-- Action item --
Below are entries to reproduce exactly, apart from their pictures.

'''

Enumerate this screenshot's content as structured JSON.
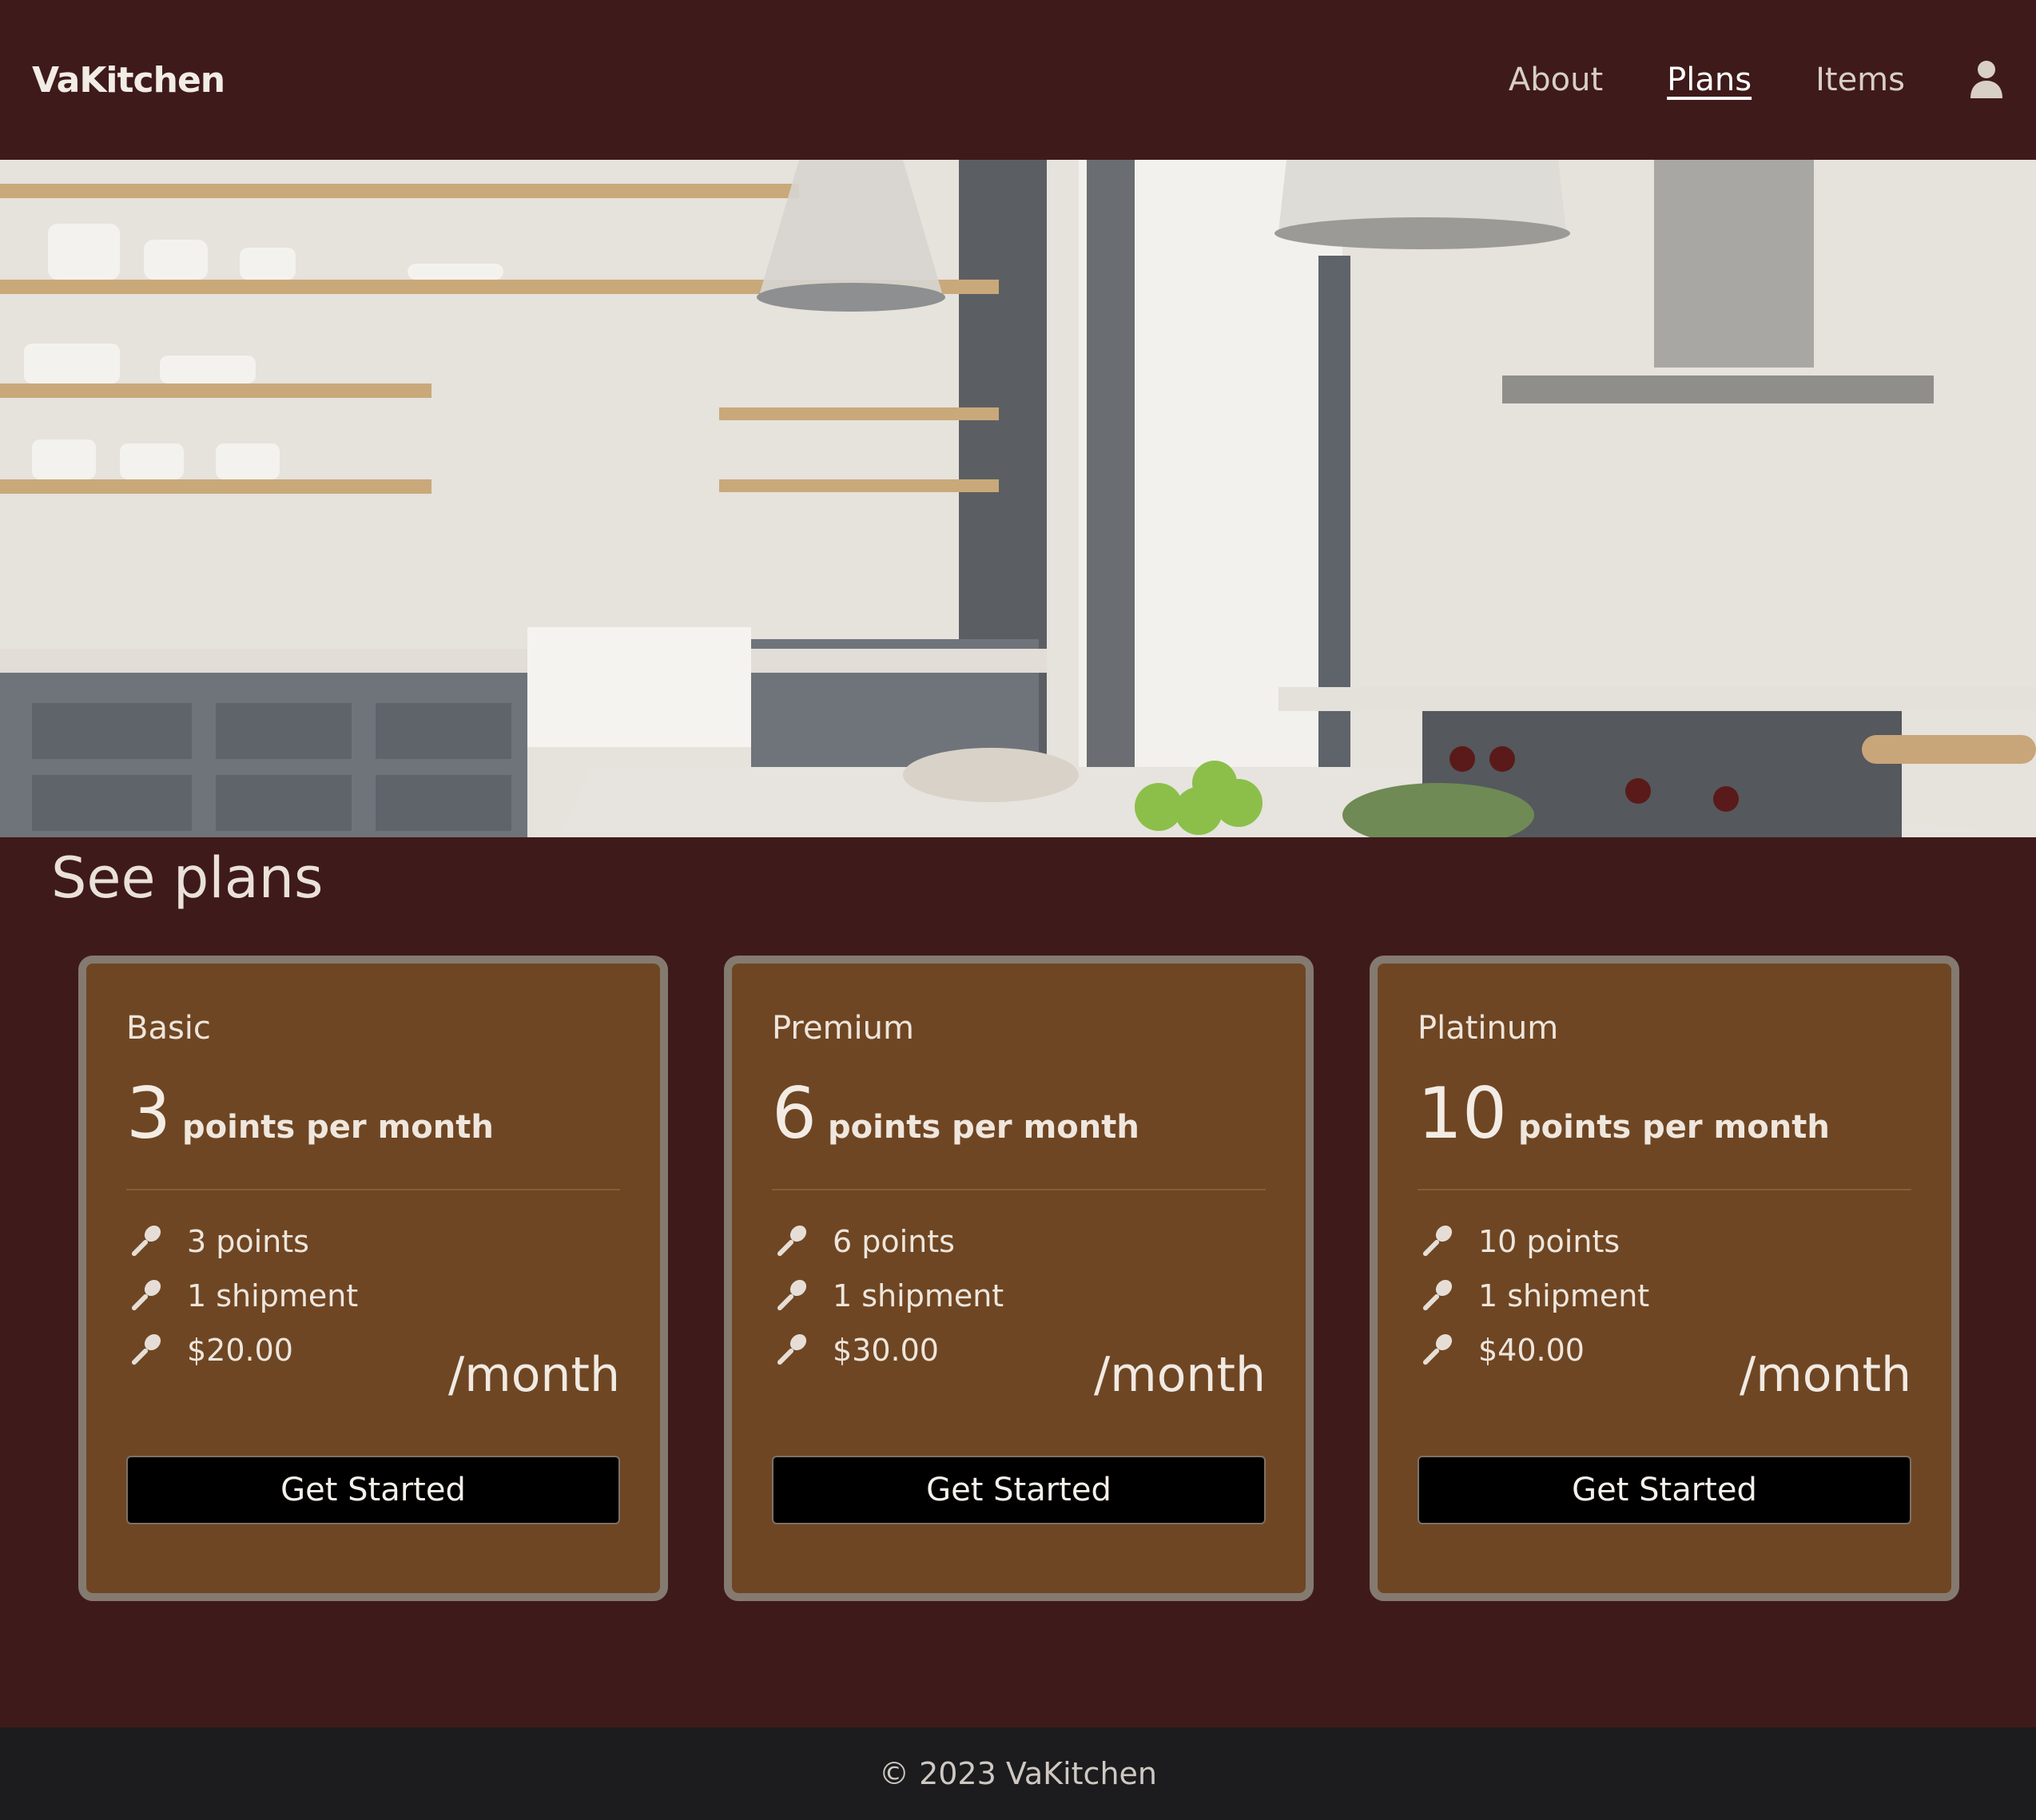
{
  "nav": {
    "brand": "VaKitchen",
    "links": [
      {
        "label": "About"
      },
      {
        "label": "Plans"
      },
      {
        "label": "Items"
      }
    ],
    "user_icon": "user-icon"
  },
  "hero": {
    "image": "kitchen-photo"
  },
  "section": {
    "title": "See plans"
  },
  "plans": [
    {
      "name": "Basic",
      "points": "3",
      "points_unit": "points per month",
      "features": [
        "3 points",
        "1 shipment",
        "$20.00"
      ],
      "per_month": "/month",
      "cta": "Get Started"
    },
    {
      "name": "Premium",
      "points": "6",
      "points_unit": "points per month",
      "features": [
        "6 points",
        "1 shipment",
        "$30.00"
      ],
      "per_month": "/month",
      "cta": "Get Started"
    },
    {
      "name": "Platinum",
      "points": "10",
      "points_unit": "points per month",
      "features": [
        "10 points",
        "1 shipment",
        "$40.00"
      ],
      "per_month": "/month",
      "cta": "Get Started"
    }
  ],
  "footer": {
    "text": "© 2023 VaKitchen"
  },
  "colors": {
    "background": "#3f1a1a",
    "card": "#6f4623",
    "card_border": "#847a70",
    "button": "#000000",
    "footer": "#1c1c1e"
  }
}
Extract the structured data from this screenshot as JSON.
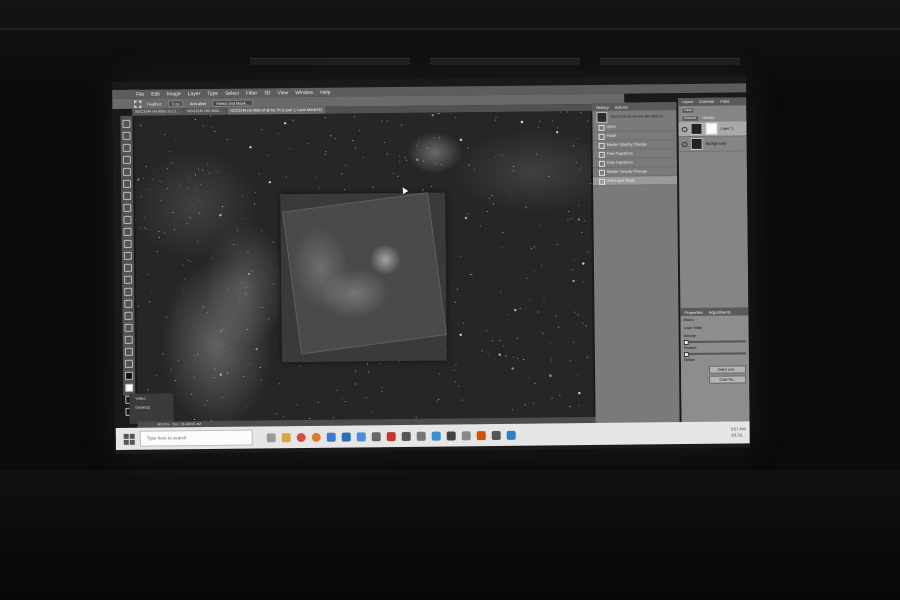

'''

-- Your solution --
Enumerate this screenshot's content as structured JSON.
{
  "nav": {
    "brand": "VaKitchen",
    "links": [
      {
        "label": "About"
      },
      {
        "label": "Plans"
      },
      {
        "label": "Items"
      }
    ],
    "user_icon": "user-icon"
  },
  "hero": {
    "image": "kitchen-photo"
  },
  "section": {
    "title": "See plans"
  },
  "plans": [
    {
      "name": "Basic",
      "points": "3",
      "points_unit": "points per month",
      "features": [
        "3 points",
        "1 shipment",
        "$20.00"
      ],
      "per_month": "/month",
      "cta": "Get Started"
    },
    {
      "name": "Premium",
      "points": "6",
      "points_unit": "points per month",
      "features": [
        "6 points",
        "1 shipment",
        "$30.00"
      ],
      "per_month": "/month",
      "cta": "Get Started"
    },
    {
      "name": "Platinum",
      "points": "10",
      "points_unit": "points per month",
      "features": [
        "10 points",
        "1 shipment",
        "$40.00"
      ],
      "per_month": "/month",
      "cta": "Get Started"
    }
  ],
  "footer": {
    "text": "© 2023 VaKitchen"
  },
  "colors": {
    "background": "#3f1a1a",
    "card": "#6f4623",
    "card_border": "#847a70",
    "button": "#000000",
    "footer": "#1c1c1e"
  }
}
Extract the structured data from this screenshot as JSON.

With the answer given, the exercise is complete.